How JustAnswer Works:
  • Ask an Expert
    Experts are full of valuable knowledge and are ready to help with any question. Credentials confirmed by a Fortune 500 verification firm.
  • Get a Professional Answer
    Via email, text message, or notification as you wait on our site. Ask follow up questions if you need to.
  • Go back-and-forth until satisfied
    Rate the answer you receive.
Ask MarianC Your Own Question
MarianC
MarianC, Solicitor
Category: Law
Satisfied Customers: 602
Experience:  Expert
109551472
Type Your Law Question Here...
MarianC is online now

I am looking for some basic assistance re the requirement of

This answer was rated:

I am looking for some basic assistance re the requirement of being an executor.Do you need any legal authority to act as an executor having been named as an executor in the deceased Will?

Hello, this depends on the extent of the assets in the estate. If there is a property you will need a Grant of Probate as your legal authority to deal with it. Also if the cash assets are significant the banks or asset holders may also require a Grant of probate. This is the Court giving the executor authority to deal with the estate. If there are no large assets then production of the Will is sufficient.

Kind regards

Marian

Customer: replied 9 days ago.
Hi Marian.OK, Probate is required. I have a caveat on it. I have two executors, both are step brothers.
I am saying that a PoA application needs to be done when executing starts. I understand that next of kin is irrelevant. If this is the case, is there a legal statute I can use?Also does the same apply pre probate - before the deceased has died. Next of kin is not a an excuse to not have a PoA?Regards,
Stephen.

No a POA doesn't have to be done, do you mean by an executor appointing someone?

A lot of people do not have POA some can't afford it or have sufficient capacity to make one.

Customer: replied 9 days ago.
I mean do you have to have any legal authority, such as a POA, to a) manage the affairs of someone living with dementia, or b) have a POA when being an executor when both these examples are next of kin.
I understand that next of kin does not give you legal status to manage the affairs.
You should have POA or Deputyship to manage someone’s affairs unless the person have access to their accounts before dementia
There is no need for POA to be an executor iMessages the executor appoints another person to take the Grant
Kindly remember to rate my response thank you
Customer: replied 9 days ago.
OK, your first point is interesting. The person who has access to the other (sick) persons accounts can do so without any legal right to do so. This can extend to doing exactly what they want with this persons account without the (sick) person knowing about it?
This seems like an invitation to take money out of said account if the sick person is dead or alive without out a legal document to do so.
Is this correct? Where can I find the written reference to this rule?

There is no written rule, it is a fact of life that people are vunerable to financial abuse and people take advantage. It can start off with asking them to get £20 from the cash point and giving their card and pin number, or someone opens their post

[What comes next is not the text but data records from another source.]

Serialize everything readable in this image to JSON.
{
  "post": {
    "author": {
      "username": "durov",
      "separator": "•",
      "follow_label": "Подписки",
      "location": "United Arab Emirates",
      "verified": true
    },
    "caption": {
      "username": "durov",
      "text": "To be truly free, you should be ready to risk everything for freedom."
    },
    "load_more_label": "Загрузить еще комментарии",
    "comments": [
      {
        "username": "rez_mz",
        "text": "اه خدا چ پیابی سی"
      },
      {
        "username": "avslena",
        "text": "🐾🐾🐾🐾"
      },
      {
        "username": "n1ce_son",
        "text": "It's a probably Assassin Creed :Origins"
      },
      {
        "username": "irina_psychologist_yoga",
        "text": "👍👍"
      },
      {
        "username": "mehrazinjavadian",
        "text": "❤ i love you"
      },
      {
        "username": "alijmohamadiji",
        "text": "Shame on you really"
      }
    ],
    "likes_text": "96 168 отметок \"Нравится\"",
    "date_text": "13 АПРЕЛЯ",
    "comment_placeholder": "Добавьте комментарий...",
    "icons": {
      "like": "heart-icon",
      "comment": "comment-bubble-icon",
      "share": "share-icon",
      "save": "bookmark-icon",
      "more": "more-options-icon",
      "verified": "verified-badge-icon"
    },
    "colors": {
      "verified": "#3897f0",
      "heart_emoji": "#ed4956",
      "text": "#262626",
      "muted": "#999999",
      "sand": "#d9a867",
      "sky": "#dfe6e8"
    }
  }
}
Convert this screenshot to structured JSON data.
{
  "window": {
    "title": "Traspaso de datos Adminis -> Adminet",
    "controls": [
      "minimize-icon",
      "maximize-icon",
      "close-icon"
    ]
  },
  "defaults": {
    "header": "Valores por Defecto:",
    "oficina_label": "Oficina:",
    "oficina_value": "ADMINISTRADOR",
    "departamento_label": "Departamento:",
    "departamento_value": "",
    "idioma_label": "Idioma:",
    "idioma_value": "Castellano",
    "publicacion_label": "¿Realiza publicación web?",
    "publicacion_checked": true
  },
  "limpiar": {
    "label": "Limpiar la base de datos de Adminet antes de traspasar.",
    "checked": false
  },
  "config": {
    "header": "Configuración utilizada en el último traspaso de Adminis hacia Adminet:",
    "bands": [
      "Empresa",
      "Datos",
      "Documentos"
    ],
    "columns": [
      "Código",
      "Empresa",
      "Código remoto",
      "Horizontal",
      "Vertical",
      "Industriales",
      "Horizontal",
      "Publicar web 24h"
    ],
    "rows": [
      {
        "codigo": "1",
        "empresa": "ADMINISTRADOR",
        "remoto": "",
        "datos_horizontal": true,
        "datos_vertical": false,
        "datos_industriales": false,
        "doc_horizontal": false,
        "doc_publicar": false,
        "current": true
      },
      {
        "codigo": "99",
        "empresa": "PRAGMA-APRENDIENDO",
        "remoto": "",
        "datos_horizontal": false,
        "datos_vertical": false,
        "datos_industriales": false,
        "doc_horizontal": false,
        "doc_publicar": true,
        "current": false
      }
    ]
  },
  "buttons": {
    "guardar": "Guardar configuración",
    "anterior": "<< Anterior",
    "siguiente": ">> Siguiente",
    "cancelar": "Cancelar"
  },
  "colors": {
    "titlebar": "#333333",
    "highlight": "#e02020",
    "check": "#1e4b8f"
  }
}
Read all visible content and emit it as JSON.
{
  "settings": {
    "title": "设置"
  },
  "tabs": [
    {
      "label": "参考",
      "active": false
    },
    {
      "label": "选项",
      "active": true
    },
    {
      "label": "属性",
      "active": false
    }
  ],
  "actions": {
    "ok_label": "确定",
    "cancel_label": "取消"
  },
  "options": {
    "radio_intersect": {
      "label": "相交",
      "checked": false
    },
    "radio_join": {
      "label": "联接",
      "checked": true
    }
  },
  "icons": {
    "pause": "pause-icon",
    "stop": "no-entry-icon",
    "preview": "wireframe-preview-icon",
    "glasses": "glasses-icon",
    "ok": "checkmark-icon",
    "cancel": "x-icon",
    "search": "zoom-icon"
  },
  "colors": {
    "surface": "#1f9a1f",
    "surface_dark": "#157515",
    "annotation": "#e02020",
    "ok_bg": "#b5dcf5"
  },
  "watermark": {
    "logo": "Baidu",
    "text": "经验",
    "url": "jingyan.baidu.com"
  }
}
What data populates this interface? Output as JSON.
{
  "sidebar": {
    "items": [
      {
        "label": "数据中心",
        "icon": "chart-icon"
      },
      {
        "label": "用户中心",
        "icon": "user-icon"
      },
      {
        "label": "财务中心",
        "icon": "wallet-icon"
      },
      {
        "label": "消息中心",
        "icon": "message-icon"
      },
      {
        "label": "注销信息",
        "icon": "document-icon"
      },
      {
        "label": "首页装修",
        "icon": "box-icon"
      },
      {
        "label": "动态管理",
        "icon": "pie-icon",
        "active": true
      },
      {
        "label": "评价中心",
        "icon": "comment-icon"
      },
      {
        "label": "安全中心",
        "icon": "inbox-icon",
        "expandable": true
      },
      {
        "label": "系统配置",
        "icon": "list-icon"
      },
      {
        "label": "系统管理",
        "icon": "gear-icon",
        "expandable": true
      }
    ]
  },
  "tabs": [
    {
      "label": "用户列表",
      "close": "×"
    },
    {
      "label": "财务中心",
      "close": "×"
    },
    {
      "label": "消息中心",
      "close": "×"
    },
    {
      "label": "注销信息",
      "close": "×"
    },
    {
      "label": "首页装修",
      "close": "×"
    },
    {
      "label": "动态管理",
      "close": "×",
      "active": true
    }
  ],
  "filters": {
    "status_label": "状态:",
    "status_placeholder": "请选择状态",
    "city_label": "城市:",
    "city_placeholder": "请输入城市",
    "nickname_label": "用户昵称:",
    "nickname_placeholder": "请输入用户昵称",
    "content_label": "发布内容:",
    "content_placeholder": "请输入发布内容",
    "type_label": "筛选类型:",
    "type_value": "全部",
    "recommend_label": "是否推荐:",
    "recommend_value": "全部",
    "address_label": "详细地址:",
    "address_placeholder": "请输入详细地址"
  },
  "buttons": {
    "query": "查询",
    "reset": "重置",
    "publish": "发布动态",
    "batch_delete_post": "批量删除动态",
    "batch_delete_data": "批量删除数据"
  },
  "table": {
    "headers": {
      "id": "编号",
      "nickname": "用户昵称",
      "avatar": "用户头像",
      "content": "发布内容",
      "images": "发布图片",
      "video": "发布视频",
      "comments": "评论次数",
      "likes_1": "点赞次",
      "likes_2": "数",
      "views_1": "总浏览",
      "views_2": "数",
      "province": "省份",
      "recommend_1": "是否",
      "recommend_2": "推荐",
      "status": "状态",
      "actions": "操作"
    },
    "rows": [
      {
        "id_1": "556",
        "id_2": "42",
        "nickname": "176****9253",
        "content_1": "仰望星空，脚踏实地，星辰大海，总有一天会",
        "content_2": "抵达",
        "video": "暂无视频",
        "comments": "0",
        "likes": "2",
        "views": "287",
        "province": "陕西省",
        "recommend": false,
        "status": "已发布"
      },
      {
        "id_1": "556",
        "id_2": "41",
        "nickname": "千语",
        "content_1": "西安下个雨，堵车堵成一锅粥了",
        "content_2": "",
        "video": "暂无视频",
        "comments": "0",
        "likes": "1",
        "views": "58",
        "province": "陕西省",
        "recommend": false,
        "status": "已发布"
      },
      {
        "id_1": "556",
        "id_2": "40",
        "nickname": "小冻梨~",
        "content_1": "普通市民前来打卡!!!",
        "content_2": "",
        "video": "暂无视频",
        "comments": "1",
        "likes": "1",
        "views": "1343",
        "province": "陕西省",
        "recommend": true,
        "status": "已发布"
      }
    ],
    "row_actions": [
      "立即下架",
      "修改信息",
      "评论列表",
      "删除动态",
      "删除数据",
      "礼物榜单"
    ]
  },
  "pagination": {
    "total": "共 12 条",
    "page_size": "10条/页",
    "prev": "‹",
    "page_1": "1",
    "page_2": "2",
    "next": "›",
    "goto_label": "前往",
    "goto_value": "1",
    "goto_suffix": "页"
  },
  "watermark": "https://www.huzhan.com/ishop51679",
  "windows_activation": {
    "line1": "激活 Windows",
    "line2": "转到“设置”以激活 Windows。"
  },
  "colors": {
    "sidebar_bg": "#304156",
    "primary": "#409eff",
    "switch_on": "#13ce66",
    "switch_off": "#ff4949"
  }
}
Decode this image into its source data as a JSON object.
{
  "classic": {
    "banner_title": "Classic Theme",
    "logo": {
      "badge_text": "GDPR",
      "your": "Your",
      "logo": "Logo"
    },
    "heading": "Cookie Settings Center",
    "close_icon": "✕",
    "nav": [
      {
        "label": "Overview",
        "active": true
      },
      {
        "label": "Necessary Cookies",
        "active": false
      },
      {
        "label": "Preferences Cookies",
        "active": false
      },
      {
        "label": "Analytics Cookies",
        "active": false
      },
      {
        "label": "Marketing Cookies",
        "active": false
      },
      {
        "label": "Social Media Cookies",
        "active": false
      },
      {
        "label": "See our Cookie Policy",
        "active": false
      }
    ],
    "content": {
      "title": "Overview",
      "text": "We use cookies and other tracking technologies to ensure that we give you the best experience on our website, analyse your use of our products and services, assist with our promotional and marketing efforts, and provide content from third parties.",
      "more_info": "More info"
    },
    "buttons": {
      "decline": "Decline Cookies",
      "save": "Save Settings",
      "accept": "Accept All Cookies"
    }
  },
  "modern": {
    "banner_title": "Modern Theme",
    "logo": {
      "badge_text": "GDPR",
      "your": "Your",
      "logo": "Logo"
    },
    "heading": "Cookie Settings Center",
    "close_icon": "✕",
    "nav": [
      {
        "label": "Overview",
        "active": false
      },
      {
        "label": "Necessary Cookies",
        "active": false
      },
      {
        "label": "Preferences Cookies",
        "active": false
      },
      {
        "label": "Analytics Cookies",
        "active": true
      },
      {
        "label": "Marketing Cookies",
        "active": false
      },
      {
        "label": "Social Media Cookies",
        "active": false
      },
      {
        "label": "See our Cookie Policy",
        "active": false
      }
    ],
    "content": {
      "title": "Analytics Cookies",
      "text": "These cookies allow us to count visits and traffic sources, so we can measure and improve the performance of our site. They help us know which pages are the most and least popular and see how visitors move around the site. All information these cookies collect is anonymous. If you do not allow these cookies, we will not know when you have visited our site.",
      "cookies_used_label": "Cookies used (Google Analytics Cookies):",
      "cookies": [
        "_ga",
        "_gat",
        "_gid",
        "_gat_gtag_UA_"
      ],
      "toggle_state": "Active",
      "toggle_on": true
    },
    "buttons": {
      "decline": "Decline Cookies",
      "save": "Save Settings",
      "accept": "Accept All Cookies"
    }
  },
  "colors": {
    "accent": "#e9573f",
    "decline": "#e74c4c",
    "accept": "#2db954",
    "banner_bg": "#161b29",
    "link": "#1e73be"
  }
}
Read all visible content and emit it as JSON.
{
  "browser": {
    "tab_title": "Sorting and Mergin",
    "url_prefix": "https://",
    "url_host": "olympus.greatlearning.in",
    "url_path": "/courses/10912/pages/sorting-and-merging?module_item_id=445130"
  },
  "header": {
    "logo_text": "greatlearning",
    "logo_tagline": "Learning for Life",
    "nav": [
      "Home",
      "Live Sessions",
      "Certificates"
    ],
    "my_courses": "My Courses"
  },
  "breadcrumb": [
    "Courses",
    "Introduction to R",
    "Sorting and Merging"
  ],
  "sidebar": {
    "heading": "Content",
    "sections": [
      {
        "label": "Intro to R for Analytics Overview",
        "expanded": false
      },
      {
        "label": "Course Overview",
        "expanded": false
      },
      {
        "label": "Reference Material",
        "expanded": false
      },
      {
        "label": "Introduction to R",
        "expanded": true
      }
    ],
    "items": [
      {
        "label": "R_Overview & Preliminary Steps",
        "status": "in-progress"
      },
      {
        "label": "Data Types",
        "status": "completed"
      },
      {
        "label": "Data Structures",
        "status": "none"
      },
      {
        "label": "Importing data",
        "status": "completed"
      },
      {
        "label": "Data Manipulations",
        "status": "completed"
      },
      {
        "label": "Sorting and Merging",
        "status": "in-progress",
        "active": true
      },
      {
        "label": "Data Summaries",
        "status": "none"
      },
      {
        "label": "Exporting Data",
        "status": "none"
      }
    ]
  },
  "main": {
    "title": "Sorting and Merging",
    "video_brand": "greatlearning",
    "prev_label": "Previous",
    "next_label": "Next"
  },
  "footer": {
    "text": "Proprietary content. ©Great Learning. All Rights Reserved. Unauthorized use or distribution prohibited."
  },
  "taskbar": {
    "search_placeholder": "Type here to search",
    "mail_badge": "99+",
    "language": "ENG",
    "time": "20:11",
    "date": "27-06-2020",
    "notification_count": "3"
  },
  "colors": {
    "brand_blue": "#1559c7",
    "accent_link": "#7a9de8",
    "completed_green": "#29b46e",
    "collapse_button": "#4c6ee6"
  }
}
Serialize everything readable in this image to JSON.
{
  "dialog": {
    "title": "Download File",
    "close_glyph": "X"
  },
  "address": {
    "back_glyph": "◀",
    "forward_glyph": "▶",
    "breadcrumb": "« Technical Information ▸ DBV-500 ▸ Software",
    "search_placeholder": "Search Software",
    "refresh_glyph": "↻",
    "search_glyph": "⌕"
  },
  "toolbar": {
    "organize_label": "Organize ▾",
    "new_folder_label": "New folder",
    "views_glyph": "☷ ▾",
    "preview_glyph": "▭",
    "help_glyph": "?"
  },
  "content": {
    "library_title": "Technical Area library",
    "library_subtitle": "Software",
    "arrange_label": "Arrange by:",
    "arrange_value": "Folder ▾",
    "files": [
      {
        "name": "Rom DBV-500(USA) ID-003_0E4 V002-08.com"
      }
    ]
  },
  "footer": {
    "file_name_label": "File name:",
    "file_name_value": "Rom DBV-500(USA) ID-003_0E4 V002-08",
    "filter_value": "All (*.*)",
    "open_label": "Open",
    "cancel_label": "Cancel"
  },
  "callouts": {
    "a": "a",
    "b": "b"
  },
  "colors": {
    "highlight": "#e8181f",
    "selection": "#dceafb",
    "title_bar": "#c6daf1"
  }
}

Customer: replied 9 days ago.
The extract from a website below seems to indicate what I believed - that next of kin has no legal bearing. Specifically, my step brother was "acting" without a PoA when my father was in care. He had no written authority to do so and he has withdrawn large sums of money, among other things, from my fathers account citing he had PoA.
Can I make the call that he had no authority to do anything without a legal POA?He even authorised a "do not resuscitate" on my father whilst in care without consulting me, his son.
'As my uncle's next of kin, I thought I could make decisions about his care, yet the doctor told me this isn't true. Is he correct?'Are you saying that anyone can act on behalf of someone who is ill and dab into bank accounts without the authority to do so?I was looking for you to clear up this issue, but I am no further in knowing what is right and what is wrong. I am more confused than ever.Here is an extract from a website...This is generally true, though family members may be appointed to make these decisions and, if not, they should still be consulted.'Next of kin' usually refers to someone's closest relative but, contrary to what many of us believe, the term doesn't mean anything in law or come with any automatic legal powers.However there are ways for a relative to be able to make care decisions on behalf of someone with dementia, or at least have a say in them.
Lasting power of attorney

Have you checked with the Office of the Public Guardian that there is no LPA?

If he had access to your father's acccounts then the banks for one assume that the account holder gave their consent and there is no fraud.

Just because he did not have POA does not mean he was not given access at some point by your father. To the extent that the money has not been used for your father may amount to theft.

Customer: replied 9 days ago.
I have checked with the OPG..
I am well advanced with this case.My father had dementia when he went into care. My step brother "assumed" PoA and acted as such on all aspects. There is nothing that has been registered with the OPG, either for my father or my step mother (who has also now died).
I do know that money was withdrawn from my fathers account (as he was not taking his company pension and the funds were above the threshold for maximum care assistance from Council). This is fraud.
Also in doing no probate was required. My fathers estate went automatically to my step mother.
Now my step mother died in 2018. He actually told me that he had siphoned off funds. I want those funds returned into my deceased step mothers estate. Alternatively I blow the whistle on him with the police.The PoA issue is to show that he had no legal authority to do anything yet did without applying and being granted a POA.It is messy. I have the probate on hold to find the bank accounts which I can't get from their Solicitors. They are going to make an application to the High Court to remove my caveat.So this PoA issue is very important. Looking for a definitive answer which takes the wind out of their sails.He has not challenged this, not even stated that the banks had written authority that he was nominated PoA. He would have said this if he had done so.Yes, we have a fraud and a theft issue here. The solicitors managing the Wills are not co-operating. They know of this alleged fraud, and this is a conflict of interest in its own right.
If I release probate we all say goodbye to the slush fund.
I really do need to get hold of my fathers accounts to prove this.He got the my step mothers Will changed immediately after the death of my father. This meant that I was removed from being a co-executor with him. Hilda had dementia.He is a total fraudster.Back to PoA - Do ypu know any company who specialises on tracking down old bank account details. That will conclusively show fraud has occurred.

Hello I'm sorry I don't but I do know they can be found on the internet. Also when the Caveat goes for a Hearing you could request all this information.

please remember to rate my response thank you

MarianC and 4 other Law Specialists are ready to help you